It is important to understand that credit inflation is, after all, artificial demand. It does not come from consumers, it comes from printing money. Instead of consumers relating their true underlying demand preferences to producers who can then optimize the production of those demand preferences for maximum profit, producers get the wrong messages – as they have again and again during the last 50+ years of Keynesian credit inflation policies. Demand was artificially inflated, and new credit creation flowed into hot-spots exacerbating booms and busts. As John Mason, one of the true treasures of seekingalpha.com, has shown so well over a dozen or so articles these past months, firms did not make incremental adjustments to adjust to international competition and shifts in demand, nor did labor as a result of the false messages of credit inflation since the late 1960’s in particular. Instead, new highs in aggregate demand were essentially underwritten by the US government, and firms did not re-tool and re-orient their capital toward real sustainable demand messages of global consumers. International competitiveness problems were papered over amidst new highs in aggregate demand created by new highs in credit inflation. Chronic misallocations of resources were not penalized, and chronic over-production was not cut back, allowing over-capacity to grow in the US and abroad. The result has been lower capacity utilization over the course of each cycle, a capital stock and labor skill set that has not made incremental changes toward competitiveness that would have been required if they got true consumer messages, ¼ of the labor force un or under-employed, and a skewing of resources and income disparities toward the rich who are better able to protect themselves against the ravages of credit inflation over decades.

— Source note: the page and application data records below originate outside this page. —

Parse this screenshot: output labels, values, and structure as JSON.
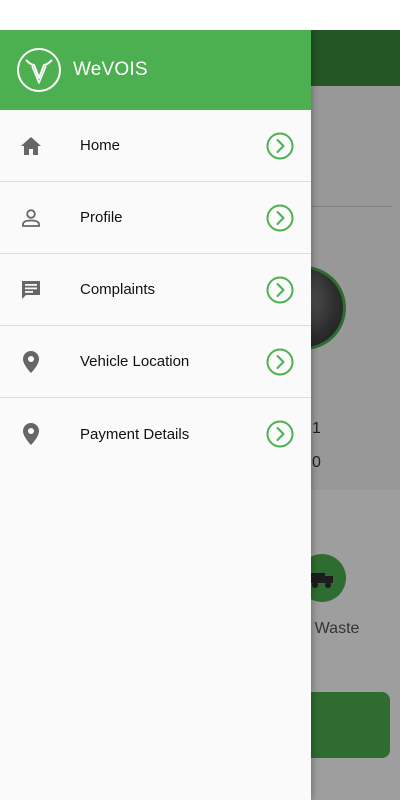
{
  "app": {
    "name": "WeVOIS"
  },
  "drawer": {
    "items": [
      {
        "label": "Home",
        "icon": "home-icon"
      },
      {
        "label": "Profile",
        "icon": "person-icon"
      },
      {
        "label": "Complaints",
        "icon": "message-icon"
      },
      {
        "label": "Vehicle Location",
        "icon": "location-pin-icon"
      },
      {
        "label": "Payment Details",
        "icon": "location-pin-icon"
      }
    ]
  },
  "background": {
    "partial_text_1": "1",
    "partial_text_2": "0",
    "waste_label": "re Waste"
  },
  "colors": {
    "brand_green": "#4caf50",
    "dark_green": "#3a8a3a"
  }
}
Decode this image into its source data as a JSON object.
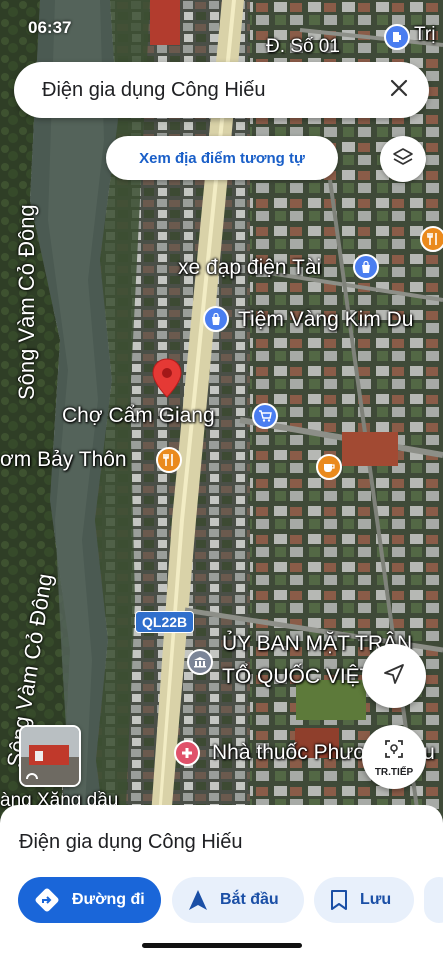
{
  "status_bar": {
    "time": "06:37"
  },
  "search": {
    "query": "Điện gia dụng Công Hiếu"
  },
  "similar_chip": {
    "label": "Xem địa điểm tương tự"
  },
  "map": {
    "street_top": "Đ. Số 01",
    "top_right_label": "Trị",
    "river_1": "Sông Vàm Cỏ Đông",
    "river_2": "Sông Vàm Cỏ Đông",
    "road_shield": "QL22B",
    "road_shield_top": "QL22B",
    "pois": [
      {
        "label": "xe đạp điện Tài",
        "kind": "shop"
      },
      {
        "label": "Tiệm Vàng Kim Du",
        "kind": "shop"
      },
      {
        "label": "Chợ Cẩm Giang",
        "kind": "market"
      },
      {
        "label": "ơm Bảy Thôn",
        "kind": "restaurant"
      },
      {
        "label": "ỦY BAN MẶT TRẬN",
        "kind": "government"
      },
      {
        "label": "TỔ QUỐC VIỆT NAM",
        "kind": "government"
      },
      {
        "label": "Nhà thuốc Phương Đậu",
        "kind": "pharmacy"
      },
      {
        "label": "àng Xăng dầu",
        "kind": "gas"
      }
    ]
  },
  "controls": {
    "layers_icon": "layers-icon",
    "directions_nav_icon": "navigation-arrow-icon",
    "streetview_label": "TR.TIẾP"
  },
  "sheet": {
    "place_name": "Điện gia dụng Công Hiếu",
    "actions": [
      {
        "label": "Đường đi",
        "icon": "directions-icon"
      },
      {
        "label": "Bắt đầu",
        "icon": "navigation-icon"
      },
      {
        "label": "Lưu",
        "icon": "bookmark-icon"
      }
    ]
  },
  "colors": {
    "accent": "#1a66d9",
    "chip_text": "#1a5fc8",
    "pin": "#e53935"
  }
}
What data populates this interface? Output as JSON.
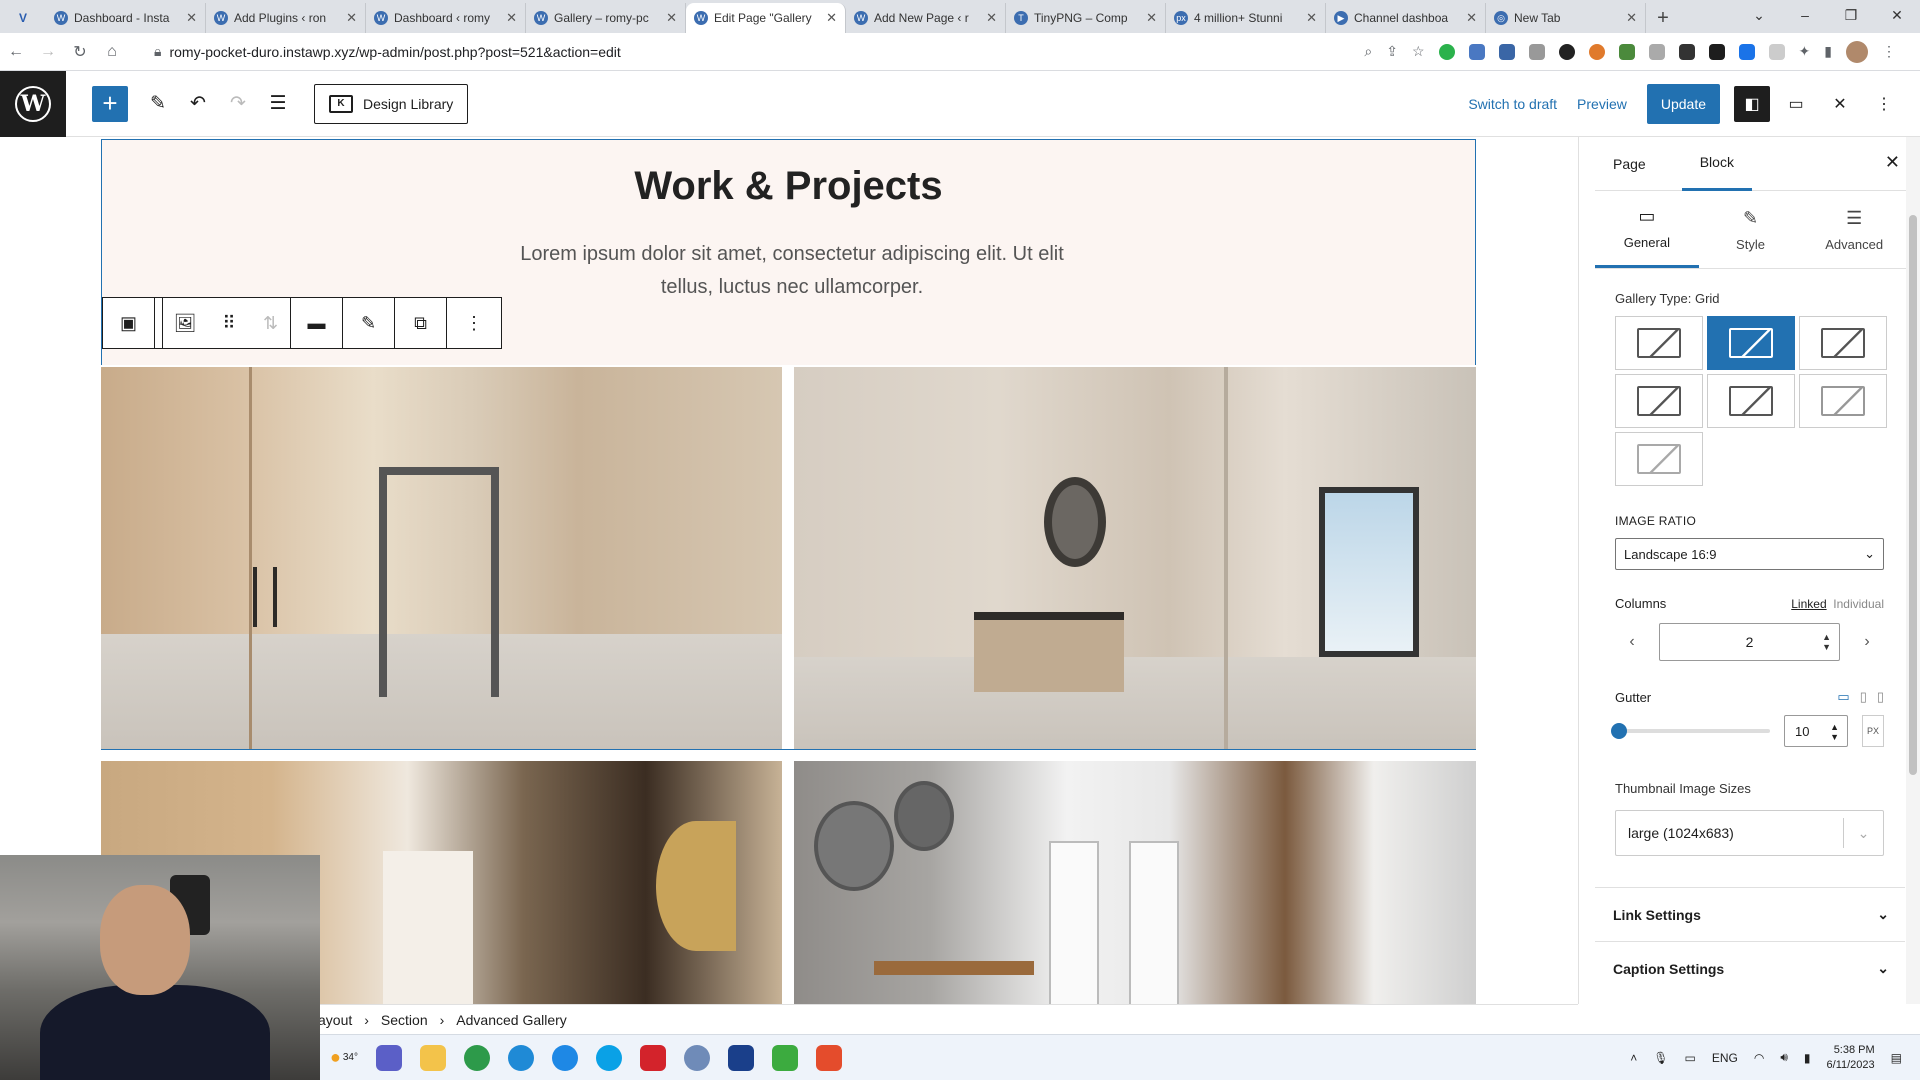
{
  "browser": {
    "tabs": [
      {
        "title": "Dashboard - Insta",
        "fav": "W"
      },
      {
        "title": "Add Plugins ‹ ron",
        "fav": "W"
      },
      {
        "title": "Dashboard ‹ romy",
        "fav": "W"
      },
      {
        "title": "Gallery – romy-pc",
        "fav": "W"
      },
      {
        "title": "Edit Page \"Gallery",
        "fav": "W",
        "active": true
      },
      {
        "title": "Add New Page ‹ r",
        "fav": "W"
      },
      {
        "title": "TinyPNG – Comp",
        "fav": "T"
      },
      {
        "title": "4 million+ Stunni",
        "fav": "px"
      },
      {
        "title": "Channel dashboa",
        "fav": "▶"
      },
      {
        "title": "New Tab",
        "fav": "◎"
      }
    ],
    "url": "romy-pocket-duro.instawp.xyz/wp-admin/post.php?post=521&action=edit"
  },
  "editor": {
    "design_library": "Design Library",
    "switch_to_draft": "Switch to draft",
    "preview": "Preview",
    "update": "Update"
  },
  "content": {
    "heading": "Work & Projects",
    "lead": "Lorem ipsum dolor sit amet, consectetur adipiscing elit. Ut elit tellus, luctus nec ullamcorper."
  },
  "breadcrumb": [
    "ayout",
    "Section",
    "Advanced Gallery"
  ],
  "sidebar": {
    "tab_page": "Page",
    "tab_block": "Block",
    "subtabs": [
      "General",
      "Style",
      "Advanced"
    ],
    "gallery_type_label": "Gallery Type: Grid",
    "image_ratio_label": "IMAGE RATIO",
    "image_ratio_value": "Landscape 16:9",
    "columns_label": "Columns",
    "linked": "Linked",
    "individual": "Individual",
    "columns_value": "2",
    "gutter_label": "Gutter",
    "gutter_value": "10",
    "gutter_unit": "PX",
    "thumb_label": "Thumbnail Image Sizes",
    "thumb_value": "large (1024x683)",
    "link_settings": "Link Settings",
    "caption_settings": "Caption Settings"
  },
  "taskbar": {
    "weather": "34°",
    "lang": "ENG",
    "time": "5:38 PM",
    "date": "6/11/2023"
  }
}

Nor, under a 100% gold standard where every ounce of spending must exist in the real world, can governments spend more than they can borrow or tax – and any increase in their spending as a percentage of GDP is at once clearly discernible to the populace and must meet their agreement to be prolonged. If the government wants to spend a million ounces of gold, it must get it first, either through borrowing or through tax revenues. Deficit spending is a construct of a fiat currency, not a gold standard – without at least a partial fiat currency, Keynesian stimulus is not really possible. And in fact it is the desire of governments around the world to spend more than they take in, and of bankers to leverage their operations, that is the primary reason the gold standard was abandoned. A central bank and fiat currency are central tenets of Marxism precisely because they exert enormous control over an economy. Part of the debate on a Gold Standard is really over who should have that control – Ph. D. economic bureaucrats and bankers, or consumers and the market.
The reason the World Bank head and others are increasingly looking at a gold standard is that it solves many of the basic problems the fiat currency system has created – excessive debt levels, chronic trade imbalances, chronic declines in competitiveness, and huge misallocations of resources. (in part II of this series we’ll look at US monetary system history and some of the criticisms of a gold standard)
Disclosure: GLD, SLV, various mining stocks